• Coach to reinforce the appropriate skills. Once you’ve focused on key skills, help employees hone those skills. When you see them effectively use the skills, point it out and praise them. If they miss opportunities, take a moment (privately) to ask them to suggest some other ways they might have handled the situation. If they don’t have other ideas, suggest some of your own and discuss whether they’d be comfortable trying other approaches. Don’t force the issue; emotional intelligence can be coached, but it can’t be imposed.
• Reward improvement. Although improving emotional intelligence is possible, it isn’t easy. When employees improve, reward their efforts. Rewards can range from a note in their annual review to free movie tickets or even promotion to another job. It all depends on how important the skill is to a job and how much improvement you see. Watch for sustained improvement.
• Keep emotional intelligence in perspective. There’s a difference between emotional intelligence and personality disorders. For example, being assertive is not the same as being aggressive. Although you might offer coaching to an employee who seems to have a negative attitude, you can’t let employees get away with being abusive or disruptive. In those cases, employees need discipline.
Real Life Examples
Poor impulse-control skills are one thing when they result in eating too many bowls of Chubby Hubby® ice cream or having favorite catalog order desks on speed dial. But they’re another thing entirely when they result in toxic behavior that impacts morale, productivity and turnover. Consider the boss described by one former employee as “the boss from hell,” a walking time bomb who could explode at any moment for seemingly no reason. Not only did she frequently drop “f-bombs” at virtually everyone around her, she once threw her cell phone across her desk and another time threw a stack of art boards on the floor and expected the employee to pick them up. “She called me an idiot and other choice words within ear range of other people. She yelled. She screamed. She ranted and raved about me, my work, and anything and everything else,” the former employee recalls. “I couldn’t sleep. I couldn’t concentrate. I couldn’t think. I was numb. I began to feel like a complete idiot.” Eventually, the employee decided that the boss was the idiot and left the organization. It turned out that she was just one in a line of people who couldn’t work for the screamer, resulting in high (and costly) turnover.

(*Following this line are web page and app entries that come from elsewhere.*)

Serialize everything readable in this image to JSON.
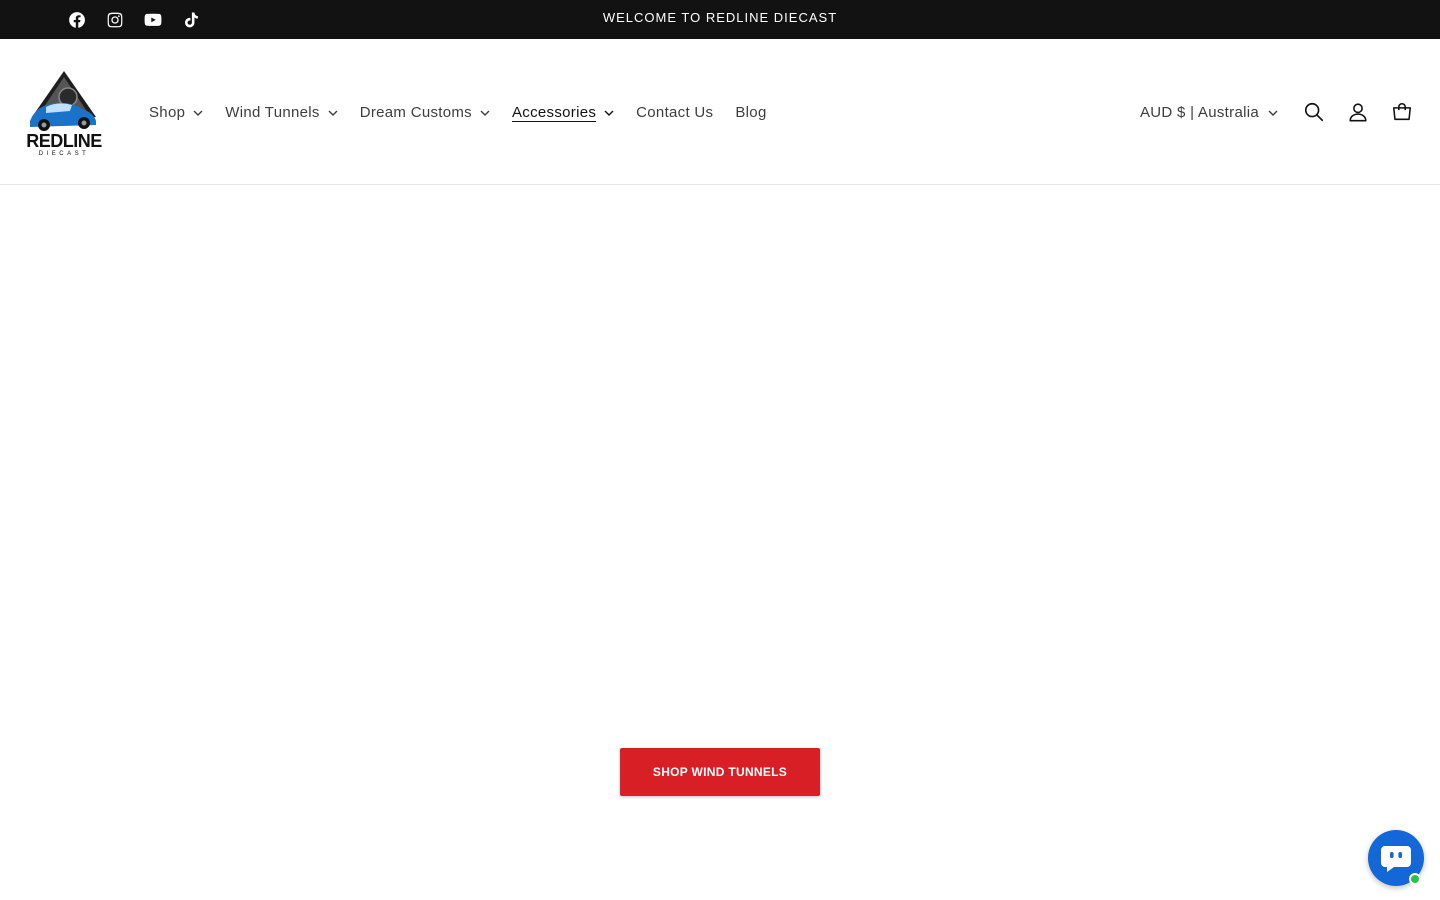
{
  "announcement": {
    "text": "WELCOME TO REDLINE DIECAST",
    "background": "#121212",
    "social_icons": [
      "facebook-icon",
      "instagram-icon",
      "youtube-icon",
      "tiktok-icon"
    ]
  },
  "header": {
    "logo_text": "REDLINE",
    "logo_subtext": "DIECAST",
    "nav": [
      {
        "label": "Shop",
        "has_dropdown": true
      },
      {
        "label": "Wind Tunnels",
        "has_dropdown": true
      },
      {
        "label": "Dream Customs",
        "has_dropdown": true
      },
      {
        "label": "Accessories",
        "has_dropdown": true,
        "active": true
      },
      {
        "label": "Contact Us",
        "has_dropdown": false
      },
      {
        "label": "Blog",
        "has_dropdown": false
      }
    ],
    "locale": "AUD $ | Australia",
    "icons": [
      "search-icon",
      "account-icon",
      "cart-icon"
    ]
  },
  "hero": {
    "cta_label": "SHOP WIND TUNNELS",
    "cta_color": "#d81f26"
  },
  "chat": {
    "icon": "chat-bubble-icon",
    "color": "#1467d6",
    "status_color": "#27c24c"
  }
}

Here are some other examples of less-than-ideal emotional intelligence skills:
• Every day, employees said “good morning” or “hi” as they passed their co-worker in the hall or saw her at the coffee pot, and every day they were greeted with silence. No one ever heard “good morning” in response, or even made eye contact as she strode by, eyes to the floor.
• An employee did as she was asked and decorated the office for Christmas. Several co-workers told her how much they enjoyed the decoration, but the boss said, “They’re nice, but the color scheme doesn’t match the office. The lights should have been purple and blue, but we’ve had too many expenses this month so it will do. My Christmas theme at home is white and blue. You should see it; it’s so beautiful.”
• An employee told her colleague that she was going to be out for a few days, explaining that she was going to get married. “OK,” said her co-worker. “You might as well get your first marriage over with.”